Jesus, the copy cat?
By Lee Strobel
The idea of the mythological Jesus is all over the internet and in
popular books. The claim is basically this: Christianity is actually a
copycat religion that stole its beliefs from earlier mythology or
so-called "mystery religions." In other words, the resurrection of Jesus
never happened – it was merely a story that Christians plagiarized from
This idea was popularized by The Da Vinci Code, which said:
"Nothing in Christianity is original." And when the claim is first
presented, the evidence sounds strong. For instance, proponents say that
long before Jesus, there was a mystery religion built around worship of
a mythological god named Mithras. They say Mithras was born of a
virgin…in a cave…on December 25…was considered a great traveling
teacher…had 12 disciples…sacrificed himself for world peace…was buried
in a tomb…and rose again three days later.
Does that sound familiar? On the surface, it seems like strong

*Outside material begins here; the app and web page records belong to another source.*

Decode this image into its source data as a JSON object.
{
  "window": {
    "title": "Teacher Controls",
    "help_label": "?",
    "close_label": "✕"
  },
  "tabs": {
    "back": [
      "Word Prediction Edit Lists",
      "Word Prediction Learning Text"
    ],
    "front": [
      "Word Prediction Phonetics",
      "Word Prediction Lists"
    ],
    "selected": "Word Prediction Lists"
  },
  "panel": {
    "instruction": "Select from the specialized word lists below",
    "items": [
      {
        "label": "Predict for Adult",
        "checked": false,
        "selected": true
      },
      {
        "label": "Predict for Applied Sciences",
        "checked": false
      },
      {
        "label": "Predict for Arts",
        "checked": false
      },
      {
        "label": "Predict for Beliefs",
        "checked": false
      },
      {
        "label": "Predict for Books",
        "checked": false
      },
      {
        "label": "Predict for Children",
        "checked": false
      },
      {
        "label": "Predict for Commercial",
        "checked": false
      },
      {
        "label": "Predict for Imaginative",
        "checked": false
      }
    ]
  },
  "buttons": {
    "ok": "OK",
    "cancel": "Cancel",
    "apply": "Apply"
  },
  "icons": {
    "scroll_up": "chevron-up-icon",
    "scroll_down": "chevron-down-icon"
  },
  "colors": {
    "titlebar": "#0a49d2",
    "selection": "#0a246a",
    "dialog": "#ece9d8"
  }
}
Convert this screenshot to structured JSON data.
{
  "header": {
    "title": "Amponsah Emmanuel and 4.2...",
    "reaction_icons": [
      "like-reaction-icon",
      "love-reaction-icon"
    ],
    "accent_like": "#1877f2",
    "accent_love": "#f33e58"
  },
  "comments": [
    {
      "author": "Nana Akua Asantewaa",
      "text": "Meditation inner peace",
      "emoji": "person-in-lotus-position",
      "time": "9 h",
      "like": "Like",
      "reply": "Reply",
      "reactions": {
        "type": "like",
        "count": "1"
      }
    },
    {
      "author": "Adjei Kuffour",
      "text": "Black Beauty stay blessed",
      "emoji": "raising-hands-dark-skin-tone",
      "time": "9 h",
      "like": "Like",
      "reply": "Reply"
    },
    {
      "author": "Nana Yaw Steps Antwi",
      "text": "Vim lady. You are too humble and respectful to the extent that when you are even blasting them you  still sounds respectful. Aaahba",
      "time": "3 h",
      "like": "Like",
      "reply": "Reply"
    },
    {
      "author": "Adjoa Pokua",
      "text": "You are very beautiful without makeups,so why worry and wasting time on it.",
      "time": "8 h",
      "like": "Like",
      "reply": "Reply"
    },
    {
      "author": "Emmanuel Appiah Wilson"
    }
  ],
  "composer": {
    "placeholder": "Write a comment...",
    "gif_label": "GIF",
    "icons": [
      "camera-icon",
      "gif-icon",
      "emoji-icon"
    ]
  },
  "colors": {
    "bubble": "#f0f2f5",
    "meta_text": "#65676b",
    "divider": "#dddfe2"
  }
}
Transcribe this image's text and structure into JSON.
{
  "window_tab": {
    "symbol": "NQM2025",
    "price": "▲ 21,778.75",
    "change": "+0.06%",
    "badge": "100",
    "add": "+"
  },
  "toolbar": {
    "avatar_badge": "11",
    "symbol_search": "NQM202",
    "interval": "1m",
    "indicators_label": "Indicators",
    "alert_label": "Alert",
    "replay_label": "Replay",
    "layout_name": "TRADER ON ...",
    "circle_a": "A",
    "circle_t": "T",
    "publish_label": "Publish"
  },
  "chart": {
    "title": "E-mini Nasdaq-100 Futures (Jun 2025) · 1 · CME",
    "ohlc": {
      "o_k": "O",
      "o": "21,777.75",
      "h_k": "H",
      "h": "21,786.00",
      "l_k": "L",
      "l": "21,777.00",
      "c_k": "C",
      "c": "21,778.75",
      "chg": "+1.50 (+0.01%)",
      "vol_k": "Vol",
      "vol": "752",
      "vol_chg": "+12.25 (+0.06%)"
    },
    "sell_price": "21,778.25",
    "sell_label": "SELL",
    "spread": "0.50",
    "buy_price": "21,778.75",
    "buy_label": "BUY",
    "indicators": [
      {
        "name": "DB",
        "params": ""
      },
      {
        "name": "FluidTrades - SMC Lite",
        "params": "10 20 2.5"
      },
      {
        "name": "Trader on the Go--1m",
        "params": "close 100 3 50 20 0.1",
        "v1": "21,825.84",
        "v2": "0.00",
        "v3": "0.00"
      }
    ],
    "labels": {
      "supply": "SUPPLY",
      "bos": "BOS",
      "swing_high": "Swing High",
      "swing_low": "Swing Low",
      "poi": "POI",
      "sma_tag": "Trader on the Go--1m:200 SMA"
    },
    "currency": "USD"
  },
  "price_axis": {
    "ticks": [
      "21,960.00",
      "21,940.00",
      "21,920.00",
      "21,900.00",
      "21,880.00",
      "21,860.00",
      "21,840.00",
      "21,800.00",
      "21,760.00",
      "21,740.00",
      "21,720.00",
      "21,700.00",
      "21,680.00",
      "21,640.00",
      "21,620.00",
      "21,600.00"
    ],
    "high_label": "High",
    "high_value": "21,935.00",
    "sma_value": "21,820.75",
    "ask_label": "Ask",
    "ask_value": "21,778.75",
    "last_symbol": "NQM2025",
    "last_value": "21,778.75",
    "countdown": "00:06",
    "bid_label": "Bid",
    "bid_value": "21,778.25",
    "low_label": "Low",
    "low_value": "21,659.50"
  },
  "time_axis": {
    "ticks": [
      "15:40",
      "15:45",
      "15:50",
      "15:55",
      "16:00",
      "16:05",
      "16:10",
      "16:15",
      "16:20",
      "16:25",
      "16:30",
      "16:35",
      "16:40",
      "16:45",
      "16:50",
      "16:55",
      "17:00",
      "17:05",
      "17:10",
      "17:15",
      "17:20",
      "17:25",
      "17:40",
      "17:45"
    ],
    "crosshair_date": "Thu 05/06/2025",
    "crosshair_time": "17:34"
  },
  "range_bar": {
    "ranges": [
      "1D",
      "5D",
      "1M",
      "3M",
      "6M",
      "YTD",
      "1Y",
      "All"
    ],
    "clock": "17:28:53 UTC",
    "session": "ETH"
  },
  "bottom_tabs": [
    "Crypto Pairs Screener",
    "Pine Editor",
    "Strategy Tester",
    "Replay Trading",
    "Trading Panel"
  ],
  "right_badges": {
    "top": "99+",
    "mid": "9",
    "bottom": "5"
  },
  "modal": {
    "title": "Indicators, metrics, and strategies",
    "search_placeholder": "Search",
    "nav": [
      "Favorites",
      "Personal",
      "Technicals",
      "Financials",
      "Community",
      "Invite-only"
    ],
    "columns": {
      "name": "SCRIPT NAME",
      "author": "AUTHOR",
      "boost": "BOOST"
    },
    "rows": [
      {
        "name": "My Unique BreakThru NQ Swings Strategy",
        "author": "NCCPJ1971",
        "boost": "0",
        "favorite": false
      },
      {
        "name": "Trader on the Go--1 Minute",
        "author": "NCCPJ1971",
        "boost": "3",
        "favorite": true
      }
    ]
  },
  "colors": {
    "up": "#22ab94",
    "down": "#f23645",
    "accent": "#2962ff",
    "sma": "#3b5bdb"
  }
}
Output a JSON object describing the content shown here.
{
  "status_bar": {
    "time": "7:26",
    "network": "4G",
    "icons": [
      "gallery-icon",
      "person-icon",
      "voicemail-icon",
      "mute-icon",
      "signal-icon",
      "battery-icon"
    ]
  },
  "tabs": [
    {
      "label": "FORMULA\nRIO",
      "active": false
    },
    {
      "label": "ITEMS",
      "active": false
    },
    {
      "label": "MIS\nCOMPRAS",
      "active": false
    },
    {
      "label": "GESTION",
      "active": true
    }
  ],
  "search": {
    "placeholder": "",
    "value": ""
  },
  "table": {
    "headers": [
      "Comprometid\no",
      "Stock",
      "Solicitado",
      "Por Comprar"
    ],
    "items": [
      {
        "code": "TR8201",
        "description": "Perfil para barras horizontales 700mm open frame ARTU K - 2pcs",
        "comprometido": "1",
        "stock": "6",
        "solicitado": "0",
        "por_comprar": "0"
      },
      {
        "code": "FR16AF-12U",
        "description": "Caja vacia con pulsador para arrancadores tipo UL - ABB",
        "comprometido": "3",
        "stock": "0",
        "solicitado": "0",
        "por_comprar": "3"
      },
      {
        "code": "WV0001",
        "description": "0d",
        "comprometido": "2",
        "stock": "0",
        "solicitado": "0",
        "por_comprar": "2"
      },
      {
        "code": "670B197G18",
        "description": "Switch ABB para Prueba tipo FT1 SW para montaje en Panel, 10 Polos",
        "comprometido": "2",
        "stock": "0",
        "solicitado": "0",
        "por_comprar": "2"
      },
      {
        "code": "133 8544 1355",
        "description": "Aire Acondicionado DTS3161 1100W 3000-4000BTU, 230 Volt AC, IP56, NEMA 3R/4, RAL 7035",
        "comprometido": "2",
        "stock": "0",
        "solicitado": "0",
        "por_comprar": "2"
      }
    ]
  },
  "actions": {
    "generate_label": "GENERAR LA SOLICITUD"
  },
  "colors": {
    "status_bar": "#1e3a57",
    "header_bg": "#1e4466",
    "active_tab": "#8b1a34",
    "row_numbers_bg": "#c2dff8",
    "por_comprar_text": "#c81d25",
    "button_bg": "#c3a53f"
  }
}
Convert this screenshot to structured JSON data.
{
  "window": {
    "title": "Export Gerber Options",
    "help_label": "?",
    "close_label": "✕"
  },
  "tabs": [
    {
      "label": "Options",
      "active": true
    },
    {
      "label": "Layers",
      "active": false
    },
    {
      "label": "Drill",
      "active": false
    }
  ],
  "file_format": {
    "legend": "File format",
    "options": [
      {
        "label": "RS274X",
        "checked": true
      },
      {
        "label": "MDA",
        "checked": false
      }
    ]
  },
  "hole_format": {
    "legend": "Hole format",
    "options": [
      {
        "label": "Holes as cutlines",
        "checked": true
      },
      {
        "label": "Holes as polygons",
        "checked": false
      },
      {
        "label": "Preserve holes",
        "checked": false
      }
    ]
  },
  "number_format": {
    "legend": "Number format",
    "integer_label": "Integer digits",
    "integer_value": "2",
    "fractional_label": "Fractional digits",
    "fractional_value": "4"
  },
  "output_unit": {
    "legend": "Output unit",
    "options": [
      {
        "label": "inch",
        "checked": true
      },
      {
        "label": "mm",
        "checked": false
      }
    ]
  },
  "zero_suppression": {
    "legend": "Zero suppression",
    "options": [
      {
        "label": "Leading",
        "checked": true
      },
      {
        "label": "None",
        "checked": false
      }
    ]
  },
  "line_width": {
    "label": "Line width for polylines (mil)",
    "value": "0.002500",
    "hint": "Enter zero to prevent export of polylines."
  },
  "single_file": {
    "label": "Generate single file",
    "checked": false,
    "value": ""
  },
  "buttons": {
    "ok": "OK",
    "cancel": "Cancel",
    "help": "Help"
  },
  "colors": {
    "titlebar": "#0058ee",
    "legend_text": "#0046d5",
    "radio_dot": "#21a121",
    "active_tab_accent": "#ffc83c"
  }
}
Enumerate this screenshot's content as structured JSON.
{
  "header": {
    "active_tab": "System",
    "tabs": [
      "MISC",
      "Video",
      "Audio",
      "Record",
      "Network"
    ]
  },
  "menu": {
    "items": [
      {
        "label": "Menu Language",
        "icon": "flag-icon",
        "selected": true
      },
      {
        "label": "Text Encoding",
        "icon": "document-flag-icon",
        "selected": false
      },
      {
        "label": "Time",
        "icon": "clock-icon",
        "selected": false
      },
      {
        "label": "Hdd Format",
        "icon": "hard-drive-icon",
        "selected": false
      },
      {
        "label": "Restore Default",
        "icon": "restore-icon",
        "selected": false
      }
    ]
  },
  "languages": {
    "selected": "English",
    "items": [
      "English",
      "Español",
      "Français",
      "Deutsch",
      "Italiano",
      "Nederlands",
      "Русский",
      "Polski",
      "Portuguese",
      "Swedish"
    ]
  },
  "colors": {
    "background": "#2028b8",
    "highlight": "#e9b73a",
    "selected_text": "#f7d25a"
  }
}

evidence that Christianity stole its beliefs about Jesus from Mithraism.
In fact, you might be feeling spiritual vertigo. How would you answer
this challenge? Well, let’s look at the other side of the story. We’ll
go down the list of supposed parallels between Mithras and Jesus.
Mithras was born of a virgin in a cave. That’s what
popular writers say, but when you go back to the original myth, you find
that Mithras actually emerged fully grown out of a rock – and he was
wearing a hat! There was no virgin and no cave. Besides, nowhere does
the Bible say Jesus was born in a cave anyway.
Mithras was born on December 25. Okay, but so what? The
Bible doesn’t tell us the date that Jesus was born. Some think it was in
the spring; others think it was in January. It wasn’t until centuries
later that Christians chose Dec. 25 as the date to celebrate his birth
because it was close to the Winter Solstice when there were many pagan
celebrations and Christians hoped to influence those celebrations for
Christ. So there’s no parallel between Mithras and Jesus here either.
Mithras was a traveling teacher with 12 disciples. No, he was supposedly a god, not a teacher, and the Iranian Mithras had one follower while the Roman Mithras had two – not 12.
Mithras sacrificed himself for world peace. No, he didn’t! He was known for killing a bull. He didn’t sacrifice himself for anything or anyone.
Mithras was buried in a tomb and resurrected after three days. No, there’s no record of any belief regarding the death of Mithras, and hence there was no resurrection at all.
Look what happened: The parallels between Mithras and Jesus
evaporated when they were put under the light of scrutiny. And here’s
the clincher: Though some of it's ideas were in circulation before Jesus came, the Mithras mystery
religion as we now know it didn’t even exist in the West until after Christianity! So
Christianity couldn’t have stolen its beliefs from it.
The nearly universal consensus of scholars around the world is that
there are no examples of any mythological gods dying and rising from the
dead that came before Jesus. These resurrection myths came after Christianity! So obviously Christianity could not have borrowed from them. On the contrary, they borrowed from Christianity.
Senior Swedish scholar T.N.D. Mettinger said he was going to take a
decidedly minority position and claim there may have been a few of these
stories before Jesus, but then he analyzed them and said there were
absolutely no parallels between them and Jesus because these myths dealt
with such things as the vegetation cycle. Ultimately, Mettinger
concludes: "The death and resurrection of Jesus retains its unique
character in the history of religions."
Also, see our response to 'Zeitgeist the movie
', which argues that Christianity is based on the myth of Horus, the Egyptian god.